# What is expected:
From the records below, report the number of lines that contain "default", and add nothing.

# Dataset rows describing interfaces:
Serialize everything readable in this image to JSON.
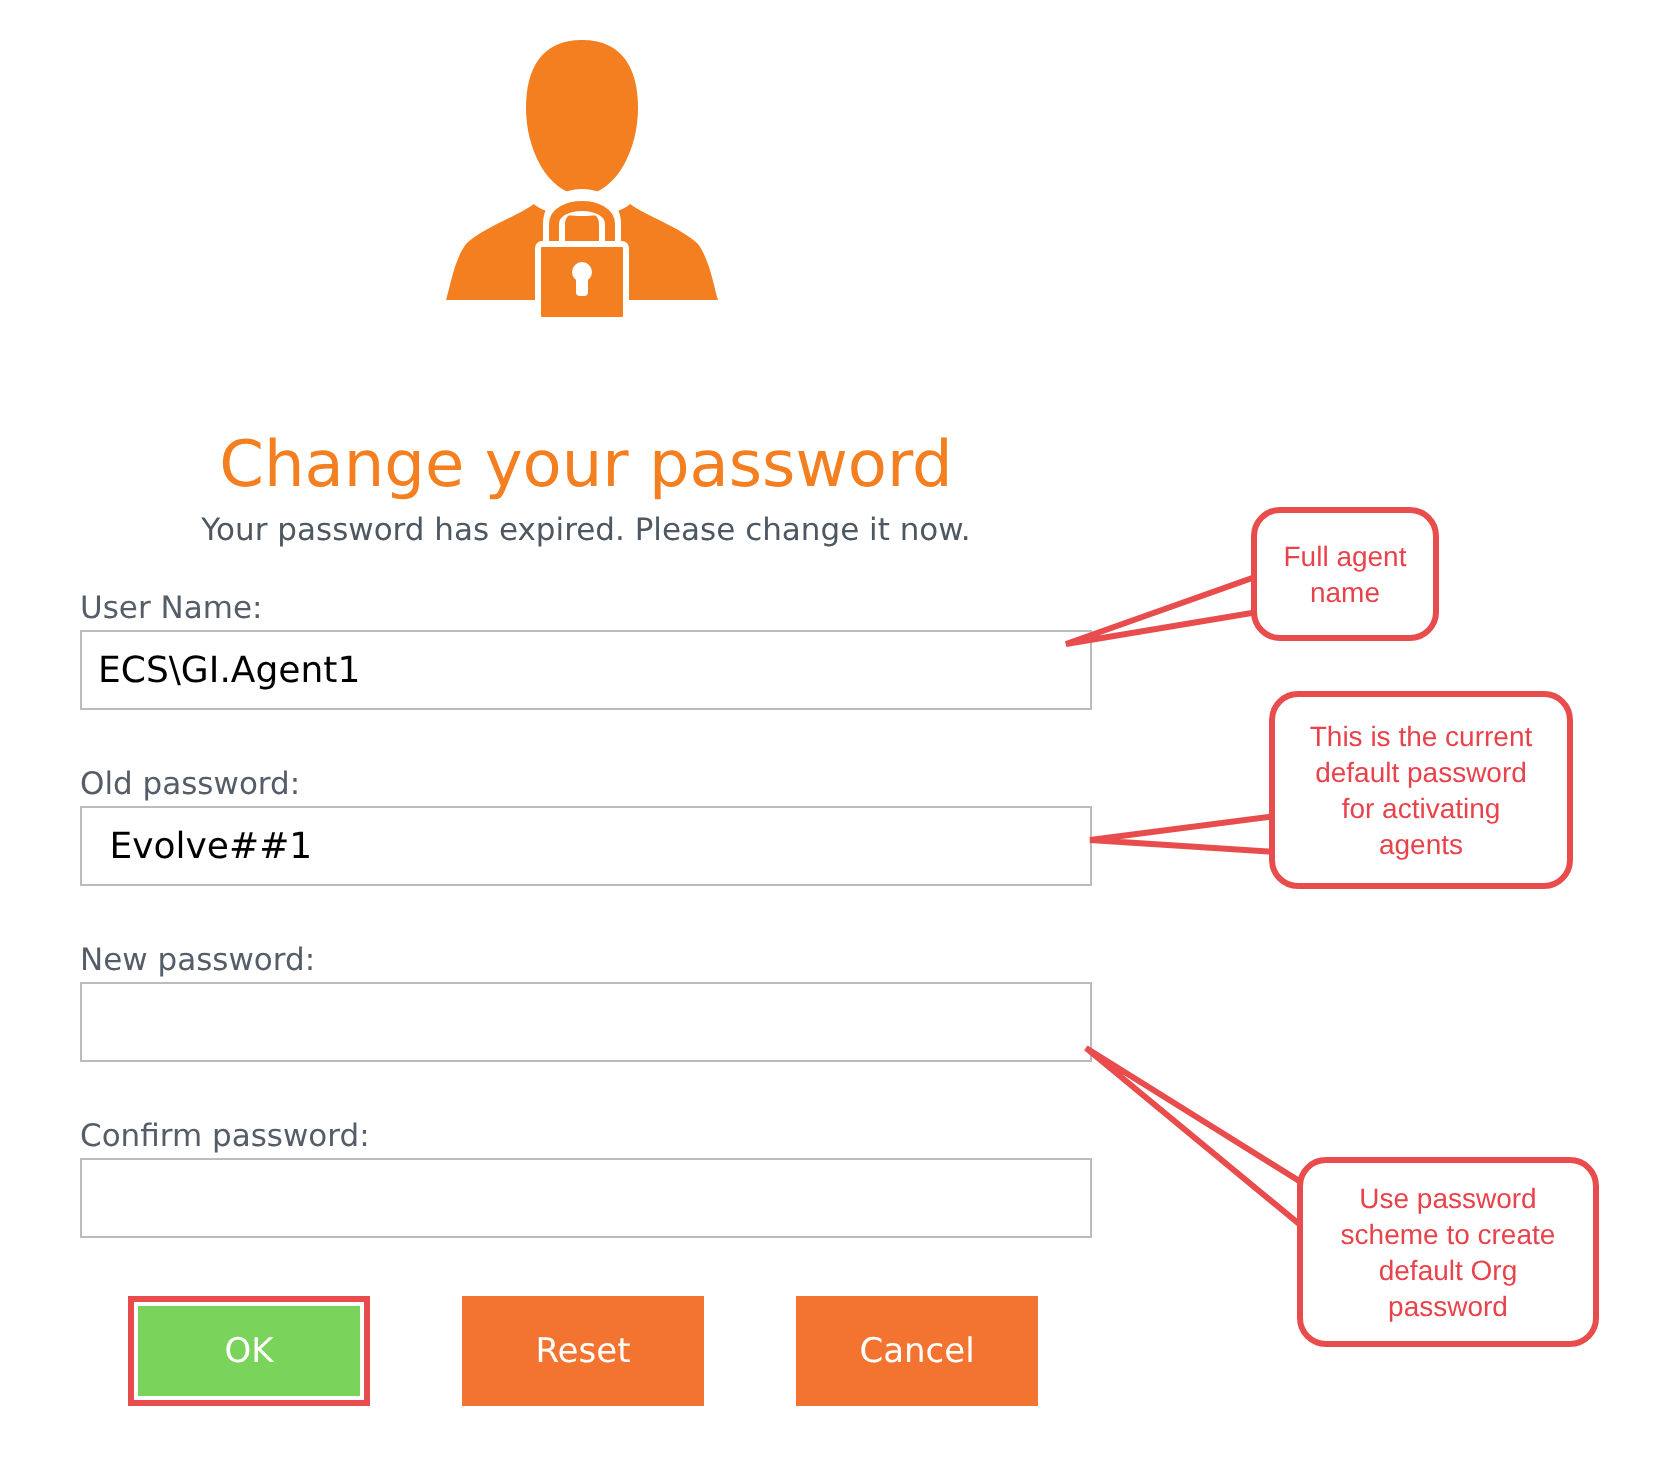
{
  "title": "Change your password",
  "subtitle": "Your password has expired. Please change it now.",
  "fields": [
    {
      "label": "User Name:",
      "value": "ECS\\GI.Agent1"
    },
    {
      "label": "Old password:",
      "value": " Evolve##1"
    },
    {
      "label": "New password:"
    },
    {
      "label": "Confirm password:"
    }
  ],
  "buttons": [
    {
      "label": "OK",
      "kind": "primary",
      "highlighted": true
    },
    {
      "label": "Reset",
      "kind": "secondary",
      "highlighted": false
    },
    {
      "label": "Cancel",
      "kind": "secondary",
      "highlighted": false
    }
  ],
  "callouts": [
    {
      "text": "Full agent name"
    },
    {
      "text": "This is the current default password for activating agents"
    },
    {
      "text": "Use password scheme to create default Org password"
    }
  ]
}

# Response area:
2